-------- AVAILABLE DATA
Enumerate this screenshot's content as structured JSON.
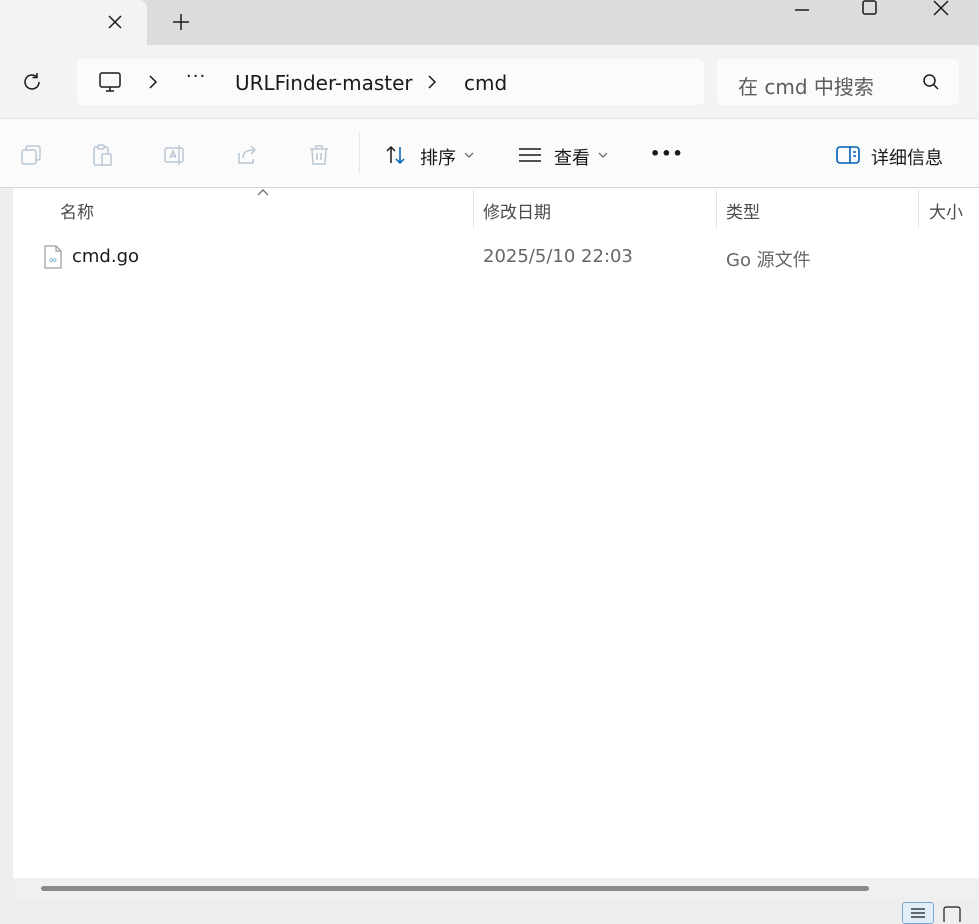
{
  "tab": {
    "close_icon": "close-icon",
    "new_tab_icon": "plus-icon"
  },
  "window": {
    "minimize_icon": "minimize-icon",
    "maximize_icon": "maximize-icon",
    "close_icon": "close-icon"
  },
  "address": {
    "refresh_icon": "refresh-icon",
    "computer_icon": "computer-icon",
    "ellipsis": "···",
    "crumbs": [
      "URLFinder-master",
      "cmd"
    ]
  },
  "search": {
    "placeholder": "在 cmd 中搜索"
  },
  "toolbar": {
    "sort_label": "排序",
    "view_label": "查看",
    "more_label": "•••",
    "details_label": "详细信息"
  },
  "columns": {
    "name": "名称",
    "modified": "修改日期",
    "type": "类型",
    "size": "大小"
  },
  "files": [
    {
      "name": "cmd.go",
      "modified": "2025/5/10 22:03",
      "type": "Go 源文件",
      "size": ""
    }
  ],
  "colors": {
    "accent": "#005fb8",
    "scrollbar": "#8a8a8a"
  }
}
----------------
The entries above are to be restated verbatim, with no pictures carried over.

TASK RESPONSE:
Enumerate this screenshot's content as structured JSON.
{
  "tab": {
    "close_icon": "close-icon",
    "new_tab_icon": "plus-icon"
  },
  "window": {
    "minimize_icon": "minimize-icon",
    "maximize_icon": "maximize-icon",
    "close_icon": "close-icon"
  },
  "address": {
    "refresh_icon": "refresh-icon",
    "computer_icon": "computer-icon",
    "ellipsis": "···",
    "crumbs": [
      "URLFinder-master",
      "cmd"
    ]
  },
  "search": {
    "placeholder": "在 cmd 中搜索"
  },
  "toolbar": {
    "sort_label": "排序",
    "view_label": "查看",
    "more_label": "•••",
    "details_label": "详细信息"
  },
  "columns": {
    "name": "名称",
    "modified": "修改日期",
    "type": "类型",
    "size": "大小"
  },
  "files": [
    {
      "name": "cmd.go",
      "modified": "2025/5/10 22:03",
      "type": "Go 源文件",
      "size": ""
    }
  ],
  "colors": {
    "accent": "#005fb8",
    "scrollbar": "#8a8a8a"
  }
}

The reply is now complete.